The entries that follow need to be printed exactly as they are, minus any pictures.
--- Data records Enclosed Below ---
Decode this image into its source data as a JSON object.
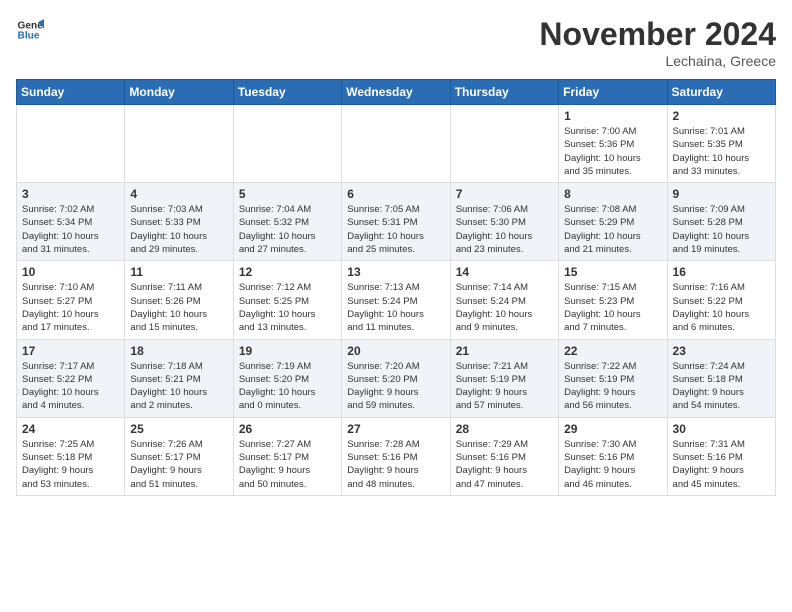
{
  "header": {
    "logo_line1": "General",
    "logo_line2": "Blue",
    "month": "November 2024",
    "location": "Lechaina, Greece"
  },
  "weekdays": [
    "Sunday",
    "Monday",
    "Tuesday",
    "Wednesday",
    "Thursday",
    "Friday",
    "Saturday"
  ],
  "weeks": [
    [
      {
        "day": "",
        "info": ""
      },
      {
        "day": "",
        "info": ""
      },
      {
        "day": "",
        "info": ""
      },
      {
        "day": "",
        "info": ""
      },
      {
        "day": "",
        "info": ""
      },
      {
        "day": "1",
        "info": "Sunrise: 7:00 AM\nSunset: 5:36 PM\nDaylight: 10 hours\nand 35 minutes."
      },
      {
        "day": "2",
        "info": "Sunrise: 7:01 AM\nSunset: 5:35 PM\nDaylight: 10 hours\nand 33 minutes."
      }
    ],
    [
      {
        "day": "3",
        "info": "Sunrise: 7:02 AM\nSunset: 5:34 PM\nDaylight: 10 hours\nand 31 minutes."
      },
      {
        "day": "4",
        "info": "Sunrise: 7:03 AM\nSunset: 5:33 PM\nDaylight: 10 hours\nand 29 minutes."
      },
      {
        "day": "5",
        "info": "Sunrise: 7:04 AM\nSunset: 5:32 PM\nDaylight: 10 hours\nand 27 minutes."
      },
      {
        "day": "6",
        "info": "Sunrise: 7:05 AM\nSunset: 5:31 PM\nDaylight: 10 hours\nand 25 minutes."
      },
      {
        "day": "7",
        "info": "Sunrise: 7:06 AM\nSunset: 5:30 PM\nDaylight: 10 hours\nand 23 minutes."
      },
      {
        "day": "8",
        "info": "Sunrise: 7:08 AM\nSunset: 5:29 PM\nDaylight: 10 hours\nand 21 minutes."
      },
      {
        "day": "9",
        "info": "Sunrise: 7:09 AM\nSunset: 5:28 PM\nDaylight: 10 hours\nand 19 minutes."
      }
    ],
    [
      {
        "day": "10",
        "info": "Sunrise: 7:10 AM\nSunset: 5:27 PM\nDaylight: 10 hours\nand 17 minutes."
      },
      {
        "day": "11",
        "info": "Sunrise: 7:11 AM\nSunset: 5:26 PM\nDaylight: 10 hours\nand 15 minutes."
      },
      {
        "day": "12",
        "info": "Sunrise: 7:12 AM\nSunset: 5:25 PM\nDaylight: 10 hours\nand 13 minutes."
      },
      {
        "day": "13",
        "info": "Sunrise: 7:13 AM\nSunset: 5:24 PM\nDaylight: 10 hours\nand 11 minutes."
      },
      {
        "day": "14",
        "info": "Sunrise: 7:14 AM\nSunset: 5:24 PM\nDaylight: 10 hours\nand 9 minutes."
      },
      {
        "day": "15",
        "info": "Sunrise: 7:15 AM\nSunset: 5:23 PM\nDaylight: 10 hours\nand 7 minutes."
      },
      {
        "day": "16",
        "info": "Sunrise: 7:16 AM\nSunset: 5:22 PM\nDaylight: 10 hours\nand 6 minutes."
      }
    ],
    [
      {
        "day": "17",
        "info": "Sunrise: 7:17 AM\nSunset: 5:22 PM\nDaylight: 10 hours\nand 4 minutes."
      },
      {
        "day": "18",
        "info": "Sunrise: 7:18 AM\nSunset: 5:21 PM\nDaylight: 10 hours\nand 2 minutes."
      },
      {
        "day": "19",
        "info": "Sunrise: 7:19 AM\nSunset: 5:20 PM\nDaylight: 10 hours\nand 0 minutes."
      },
      {
        "day": "20",
        "info": "Sunrise: 7:20 AM\nSunset: 5:20 PM\nDaylight: 9 hours\nand 59 minutes."
      },
      {
        "day": "21",
        "info": "Sunrise: 7:21 AM\nSunset: 5:19 PM\nDaylight: 9 hours\nand 57 minutes."
      },
      {
        "day": "22",
        "info": "Sunrise: 7:22 AM\nSunset: 5:19 PM\nDaylight: 9 hours\nand 56 minutes."
      },
      {
        "day": "23",
        "info": "Sunrise: 7:24 AM\nSunset: 5:18 PM\nDaylight: 9 hours\nand 54 minutes."
      }
    ],
    [
      {
        "day": "24",
        "info": "Sunrise: 7:25 AM\nSunset: 5:18 PM\nDaylight: 9 hours\nand 53 minutes."
      },
      {
        "day": "25",
        "info": "Sunrise: 7:26 AM\nSunset: 5:17 PM\nDaylight: 9 hours\nand 51 minutes."
      },
      {
        "day": "26",
        "info": "Sunrise: 7:27 AM\nSunset: 5:17 PM\nDaylight: 9 hours\nand 50 minutes."
      },
      {
        "day": "27",
        "info": "Sunrise: 7:28 AM\nSunset: 5:16 PM\nDaylight: 9 hours\nand 48 minutes."
      },
      {
        "day": "28",
        "info": "Sunrise: 7:29 AM\nSunset: 5:16 PM\nDaylight: 9 hours\nand 47 minutes."
      },
      {
        "day": "29",
        "info": "Sunrise: 7:30 AM\nSunset: 5:16 PM\nDaylight: 9 hours\nand 46 minutes."
      },
      {
        "day": "30",
        "info": "Sunrise: 7:31 AM\nSunset: 5:16 PM\nDaylight: 9 hours\nand 45 minutes."
      }
    ]
  ]
}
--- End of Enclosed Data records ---
● **Result of the task**:
Decode this image into its source data as a JSON object.
{
  "header": {
    "logo_line1": "General",
    "logo_line2": "Blue",
    "month": "November 2024",
    "location": "Lechaina, Greece"
  },
  "weekdays": [
    "Sunday",
    "Monday",
    "Tuesday",
    "Wednesday",
    "Thursday",
    "Friday",
    "Saturday"
  ],
  "weeks": [
    [
      {
        "day": "",
        "info": ""
      },
      {
        "day": "",
        "info": ""
      },
      {
        "day": "",
        "info": ""
      },
      {
        "day": "",
        "info": ""
      },
      {
        "day": "",
        "info": ""
      },
      {
        "day": "1",
        "info": "Sunrise: 7:00 AM\nSunset: 5:36 PM\nDaylight: 10 hours\nand 35 minutes."
      },
      {
        "day": "2",
        "info": "Sunrise: 7:01 AM\nSunset: 5:35 PM\nDaylight: 10 hours\nand 33 minutes."
      }
    ],
    [
      {
        "day": "3",
        "info": "Sunrise: 7:02 AM\nSunset: 5:34 PM\nDaylight: 10 hours\nand 31 minutes."
      },
      {
        "day": "4",
        "info": "Sunrise: 7:03 AM\nSunset: 5:33 PM\nDaylight: 10 hours\nand 29 minutes."
      },
      {
        "day": "5",
        "info": "Sunrise: 7:04 AM\nSunset: 5:32 PM\nDaylight: 10 hours\nand 27 minutes."
      },
      {
        "day": "6",
        "info": "Sunrise: 7:05 AM\nSunset: 5:31 PM\nDaylight: 10 hours\nand 25 minutes."
      },
      {
        "day": "7",
        "info": "Sunrise: 7:06 AM\nSunset: 5:30 PM\nDaylight: 10 hours\nand 23 minutes."
      },
      {
        "day": "8",
        "info": "Sunrise: 7:08 AM\nSunset: 5:29 PM\nDaylight: 10 hours\nand 21 minutes."
      },
      {
        "day": "9",
        "info": "Sunrise: 7:09 AM\nSunset: 5:28 PM\nDaylight: 10 hours\nand 19 minutes."
      }
    ],
    [
      {
        "day": "10",
        "info": "Sunrise: 7:10 AM\nSunset: 5:27 PM\nDaylight: 10 hours\nand 17 minutes."
      },
      {
        "day": "11",
        "info": "Sunrise: 7:11 AM\nSunset: 5:26 PM\nDaylight: 10 hours\nand 15 minutes."
      },
      {
        "day": "12",
        "info": "Sunrise: 7:12 AM\nSunset: 5:25 PM\nDaylight: 10 hours\nand 13 minutes."
      },
      {
        "day": "13",
        "info": "Sunrise: 7:13 AM\nSunset: 5:24 PM\nDaylight: 10 hours\nand 11 minutes."
      },
      {
        "day": "14",
        "info": "Sunrise: 7:14 AM\nSunset: 5:24 PM\nDaylight: 10 hours\nand 9 minutes."
      },
      {
        "day": "15",
        "info": "Sunrise: 7:15 AM\nSunset: 5:23 PM\nDaylight: 10 hours\nand 7 minutes."
      },
      {
        "day": "16",
        "info": "Sunrise: 7:16 AM\nSunset: 5:22 PM\nDaylight: 10 hours\nand 6 minutes."
      }
    ],
    [
      {
        "day": "17",
        "info": "Sunrise: 7:17 AM\nSunset: 5:22 PM\nDaylight: 10 hours\nand 4 minutes."
      },
      {
        "day": "18",
        "info": "Sunrise: 7:18 AM\nSunset: 5:21 PM\nDaylight: 10 hours\nand 2 minutes."
      },
      {
        "day": "19",
        "info": "Sunrise: 7:19 AM\nSunset: 5:20 PM\nDaylight: 10 hours\nand 0 minutes."
      },
      {
        "day": "20",
        "info": "Sunrise: 7:20 AM\nSunset: 5:20 PM\nDaylight: 9 hours\nand 59 minutes."
      },
      {
        "day": "21",
        "info": "Sunrise: 7:21 AM\nSunset: 5:19 PM\nDaylight: 9 hours\nand 57 minutes."
      },
      {
        "day": "22",
        "info": "Sunrise: 7:22 AM\nSunset: 5:19 PM\nDaylight: 9 hours\nand 56 minutes."
      },
      {
        "day": "23",
        "info": "Sunrise: 7:24 AM\nSunset: 5:18 PM\nDaylight: 9 hours\nand 54 minutes."
      }
    ],
    [
      {
        "day": "24",
        "info": "Sunrise: 7:25 AM\nSunset: 5:18 PM\nDaylight: 9 hours\nand 53 minutes."
      },
      {
        "day": "25",
        "info": "Sunrise: 7:26 AM\nSunset: 5:17 PM\nDaylight: 9 hours\nand 51 minutes."
      },
      {
        "day": "26",
        "info": "Sunrise: 7:27 AM\nSunset: 5:17 PM\nDaylight: 9 hours\nand 50 minutes."
      },
      {
        "day": "27",
        "info": "Sunrise: 7:28 AM\nSunset: 5:16 PM\nDaylight: 9 hours\nand 48 minutes."
      },
      {
        "day": "28",
        "info": "Sunrise: 7:29 AM\nSunset: 5:16 PM\nDaylight: 9 hours\nand 47 minutes."
      },
      {
        "day": "29",
        "info": "Sunrise: 7:30 AM\nSunset: 5:16 PM\nDaylight: 9 hours\nand 46 minutes."
      },
      {
        "day": "30",
        "info": "Sunrise: 7:31 AM\nSunset: 5:16 PM\nDaylight: 9 hours\nand 45 minutes."
      }
    ]
  ]
}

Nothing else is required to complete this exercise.